● **Task requirements**: Every entry, exactly as given, must be retyped.

(App and web page records)
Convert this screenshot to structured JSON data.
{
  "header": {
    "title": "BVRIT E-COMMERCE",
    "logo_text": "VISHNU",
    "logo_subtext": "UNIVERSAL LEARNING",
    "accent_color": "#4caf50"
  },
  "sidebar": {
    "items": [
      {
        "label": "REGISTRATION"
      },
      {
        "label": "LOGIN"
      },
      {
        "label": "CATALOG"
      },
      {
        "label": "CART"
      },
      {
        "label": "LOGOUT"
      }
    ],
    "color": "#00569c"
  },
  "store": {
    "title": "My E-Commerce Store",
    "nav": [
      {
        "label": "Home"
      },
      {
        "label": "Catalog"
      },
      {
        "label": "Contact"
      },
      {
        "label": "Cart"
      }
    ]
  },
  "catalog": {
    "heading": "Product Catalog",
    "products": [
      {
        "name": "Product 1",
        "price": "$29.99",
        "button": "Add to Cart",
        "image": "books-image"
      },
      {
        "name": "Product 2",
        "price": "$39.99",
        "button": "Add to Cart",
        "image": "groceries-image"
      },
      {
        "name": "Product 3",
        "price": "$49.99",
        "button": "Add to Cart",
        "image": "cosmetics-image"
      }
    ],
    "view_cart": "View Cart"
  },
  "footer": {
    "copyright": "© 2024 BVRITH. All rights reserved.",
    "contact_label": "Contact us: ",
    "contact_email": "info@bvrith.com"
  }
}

● **Solution for this task**:
Convert this screenshot to structured JSON data.
{
  "header": {
    "title": "BVRIT E-COMMERCE",
    "logo_text": "VISHNU",
    "logo_subtext": "UNIVERSAL LEARNING",
    "accent_color": "#4caf50"
  },
  "sidebar": {
    "items": [
      {
        "label": "REGISTRATION"
      },
      {
        "label": "LOGIN"
      },
      {
        "label": "CATALOG"
      },
      {
        "label": "CART"
      },
      {
        "label": "LOGOUT"
      }
    ],
    "color": "#00569c"
  },
  "store": {
    "title": "My E-Commerce Store",
    "nav": [
      {
        "label": "Home"
      },
      {
        "label": "Catalog"
      },
      {
        "label": "Contact"
      },
      {
        "label": "Cart"
      }
    ]
  },
  "catalog": {
    "heading": "Product Catalog",
    "products": [
      {
        "name": "Product 1",
        "price": "$29.99",
        "button": "Add to Cart",
        "image": "books-image"
      },
      {
        "name": "Product 2",
        "price": "$39.99",
        "button": "Add to Cart",
        "image": "groceries-image"
      },
      {
        "name": "Product 3",
        "price": "$49.99",
        "button": "Add to Cart",
        "image": "cosmetics-image"
      }
    ],
    "view_cart": "View Cart"
  },
  "footer": {
    "copyright": "© 2024 BVRITH. All rights reserved.",
    "contact_label": "Contact us: ",
    "contact_email": "info@bvrith.com"
  }
}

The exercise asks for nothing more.